[Entries from a dataset of interfaces]
§ §

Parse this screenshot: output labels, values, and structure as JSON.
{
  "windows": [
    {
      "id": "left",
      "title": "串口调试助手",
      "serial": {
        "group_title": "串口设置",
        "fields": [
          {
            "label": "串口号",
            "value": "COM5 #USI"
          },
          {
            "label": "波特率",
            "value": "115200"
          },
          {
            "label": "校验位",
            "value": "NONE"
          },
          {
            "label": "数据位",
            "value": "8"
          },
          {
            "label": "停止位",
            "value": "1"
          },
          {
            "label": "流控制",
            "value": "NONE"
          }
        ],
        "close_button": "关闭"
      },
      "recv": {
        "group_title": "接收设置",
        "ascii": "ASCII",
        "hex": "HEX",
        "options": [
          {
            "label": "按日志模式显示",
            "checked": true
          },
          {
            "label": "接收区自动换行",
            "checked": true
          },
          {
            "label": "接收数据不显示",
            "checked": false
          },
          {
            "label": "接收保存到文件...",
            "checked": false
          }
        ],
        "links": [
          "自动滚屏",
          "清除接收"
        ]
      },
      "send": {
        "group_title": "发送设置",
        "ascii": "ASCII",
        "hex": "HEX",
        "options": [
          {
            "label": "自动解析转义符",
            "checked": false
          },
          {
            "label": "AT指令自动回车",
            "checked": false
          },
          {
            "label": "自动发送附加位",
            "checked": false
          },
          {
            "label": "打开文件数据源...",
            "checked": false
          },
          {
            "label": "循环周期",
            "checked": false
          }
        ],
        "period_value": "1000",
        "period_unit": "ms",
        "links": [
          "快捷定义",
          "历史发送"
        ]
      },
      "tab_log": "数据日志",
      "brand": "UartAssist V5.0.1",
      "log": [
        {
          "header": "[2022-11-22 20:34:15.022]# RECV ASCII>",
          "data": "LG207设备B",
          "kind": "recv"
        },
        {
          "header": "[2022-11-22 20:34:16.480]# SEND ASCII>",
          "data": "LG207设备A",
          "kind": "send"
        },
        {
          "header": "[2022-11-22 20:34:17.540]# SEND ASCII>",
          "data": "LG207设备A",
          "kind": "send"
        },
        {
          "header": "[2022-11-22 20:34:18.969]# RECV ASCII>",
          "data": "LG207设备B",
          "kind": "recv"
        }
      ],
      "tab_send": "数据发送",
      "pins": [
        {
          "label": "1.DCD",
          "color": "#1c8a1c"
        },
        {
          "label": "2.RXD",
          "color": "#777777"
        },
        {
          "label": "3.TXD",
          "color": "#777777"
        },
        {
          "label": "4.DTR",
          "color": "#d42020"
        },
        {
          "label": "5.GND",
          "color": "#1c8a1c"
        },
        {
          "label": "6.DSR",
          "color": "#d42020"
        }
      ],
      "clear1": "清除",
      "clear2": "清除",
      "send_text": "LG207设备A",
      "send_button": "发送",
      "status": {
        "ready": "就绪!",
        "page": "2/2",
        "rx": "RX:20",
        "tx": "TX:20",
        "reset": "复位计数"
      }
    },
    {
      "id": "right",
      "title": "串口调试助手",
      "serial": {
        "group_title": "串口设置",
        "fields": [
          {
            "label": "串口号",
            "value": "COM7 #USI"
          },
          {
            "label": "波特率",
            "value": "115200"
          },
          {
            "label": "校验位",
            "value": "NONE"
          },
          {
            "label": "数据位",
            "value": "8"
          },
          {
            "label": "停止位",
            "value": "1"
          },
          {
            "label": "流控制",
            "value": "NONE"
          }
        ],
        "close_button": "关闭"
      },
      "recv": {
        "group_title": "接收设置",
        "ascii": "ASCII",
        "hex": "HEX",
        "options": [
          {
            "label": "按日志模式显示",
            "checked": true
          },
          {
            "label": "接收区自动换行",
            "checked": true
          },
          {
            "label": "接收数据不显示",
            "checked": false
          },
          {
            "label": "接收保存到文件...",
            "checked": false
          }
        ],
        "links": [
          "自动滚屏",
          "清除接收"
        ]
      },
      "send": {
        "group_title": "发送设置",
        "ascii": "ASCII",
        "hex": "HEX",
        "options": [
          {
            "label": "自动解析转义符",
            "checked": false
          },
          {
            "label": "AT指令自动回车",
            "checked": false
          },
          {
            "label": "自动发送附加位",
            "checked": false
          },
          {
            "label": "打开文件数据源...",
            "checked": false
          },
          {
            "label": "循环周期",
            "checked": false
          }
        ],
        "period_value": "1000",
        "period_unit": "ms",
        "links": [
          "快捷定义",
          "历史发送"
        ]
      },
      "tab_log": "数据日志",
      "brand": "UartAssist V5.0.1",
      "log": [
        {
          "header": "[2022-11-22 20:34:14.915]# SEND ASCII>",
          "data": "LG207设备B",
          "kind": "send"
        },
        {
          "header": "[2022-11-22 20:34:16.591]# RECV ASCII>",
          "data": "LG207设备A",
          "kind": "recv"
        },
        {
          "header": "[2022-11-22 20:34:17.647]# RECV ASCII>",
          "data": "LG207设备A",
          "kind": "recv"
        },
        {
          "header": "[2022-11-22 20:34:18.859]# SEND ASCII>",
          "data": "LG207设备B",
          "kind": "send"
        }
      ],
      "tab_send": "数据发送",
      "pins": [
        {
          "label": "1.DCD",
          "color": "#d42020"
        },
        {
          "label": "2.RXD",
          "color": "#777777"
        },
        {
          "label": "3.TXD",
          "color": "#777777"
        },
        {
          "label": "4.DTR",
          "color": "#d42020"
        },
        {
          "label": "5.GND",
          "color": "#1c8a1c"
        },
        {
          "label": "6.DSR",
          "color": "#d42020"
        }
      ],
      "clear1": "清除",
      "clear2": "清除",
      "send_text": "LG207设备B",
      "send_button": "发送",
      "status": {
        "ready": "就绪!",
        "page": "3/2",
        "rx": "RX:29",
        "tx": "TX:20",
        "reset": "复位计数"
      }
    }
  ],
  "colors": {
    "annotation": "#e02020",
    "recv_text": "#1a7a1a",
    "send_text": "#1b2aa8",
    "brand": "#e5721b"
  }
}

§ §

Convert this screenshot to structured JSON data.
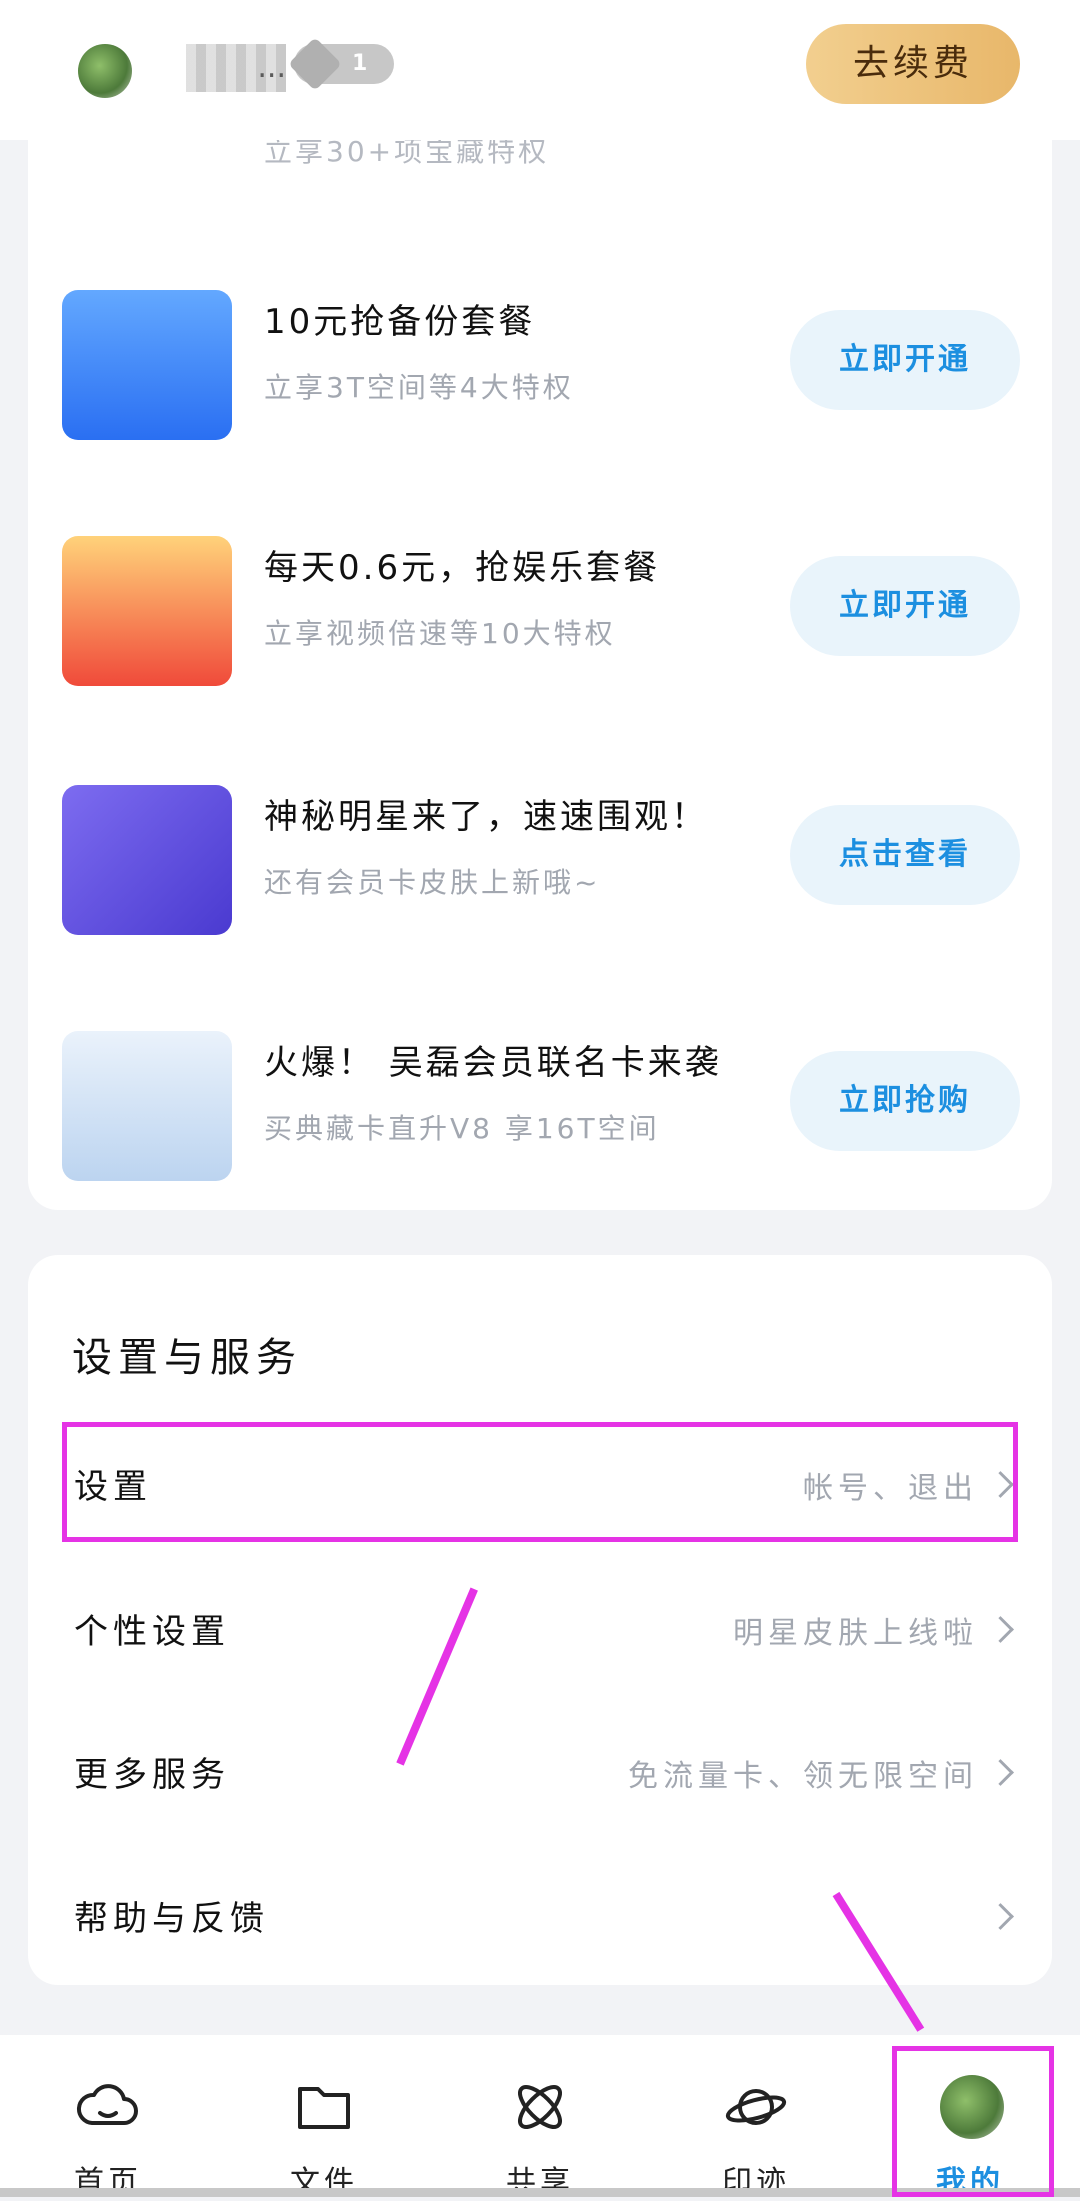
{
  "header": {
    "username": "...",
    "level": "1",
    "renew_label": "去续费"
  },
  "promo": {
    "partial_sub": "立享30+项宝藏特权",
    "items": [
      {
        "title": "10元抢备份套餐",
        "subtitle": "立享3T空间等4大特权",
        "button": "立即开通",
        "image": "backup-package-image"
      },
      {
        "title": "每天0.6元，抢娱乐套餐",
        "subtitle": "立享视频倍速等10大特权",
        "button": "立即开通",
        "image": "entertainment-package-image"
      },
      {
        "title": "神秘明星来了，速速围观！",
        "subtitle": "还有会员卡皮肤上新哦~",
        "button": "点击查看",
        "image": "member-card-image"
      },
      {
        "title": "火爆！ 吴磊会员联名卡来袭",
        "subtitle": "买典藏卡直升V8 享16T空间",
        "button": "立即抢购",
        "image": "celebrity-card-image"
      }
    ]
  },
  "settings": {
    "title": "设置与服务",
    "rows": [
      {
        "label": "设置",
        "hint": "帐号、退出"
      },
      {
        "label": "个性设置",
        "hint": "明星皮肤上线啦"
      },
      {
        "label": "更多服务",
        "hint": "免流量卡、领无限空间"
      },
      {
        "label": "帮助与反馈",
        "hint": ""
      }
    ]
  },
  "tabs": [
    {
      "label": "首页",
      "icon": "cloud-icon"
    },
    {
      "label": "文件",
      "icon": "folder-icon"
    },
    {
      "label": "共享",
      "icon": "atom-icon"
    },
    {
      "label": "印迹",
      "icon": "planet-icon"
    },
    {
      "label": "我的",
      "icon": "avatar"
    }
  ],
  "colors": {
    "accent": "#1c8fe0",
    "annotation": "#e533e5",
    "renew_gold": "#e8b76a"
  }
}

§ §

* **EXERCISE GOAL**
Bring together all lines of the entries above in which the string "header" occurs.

* **SOLUTION TO THIS PROBLEM**
          "header": "[2022-11-22 20:34:15.022]# RECV ASCII>",
          "header": "[2022-11-22 20:34:16.480]# SEND ASCII>",
          "header": "[2022-11-22 20:34:17.540]# SEND ASCII>",
          "header": "[2022-11-22 20:34:18.969]# RECV ASCII>",
          "header": "[2022-11-22 20:34:14.915]# SEND ASCII>",
          "header": "[2022-11-22 20:34:16.591]# RECV ASCII>",
          "header": "[2022-11-22 20:34:17.647]# RECV ASCII>",
          "header": "[2022-11-22 20:34:18.859]# SEND ASCII>",
  "header": {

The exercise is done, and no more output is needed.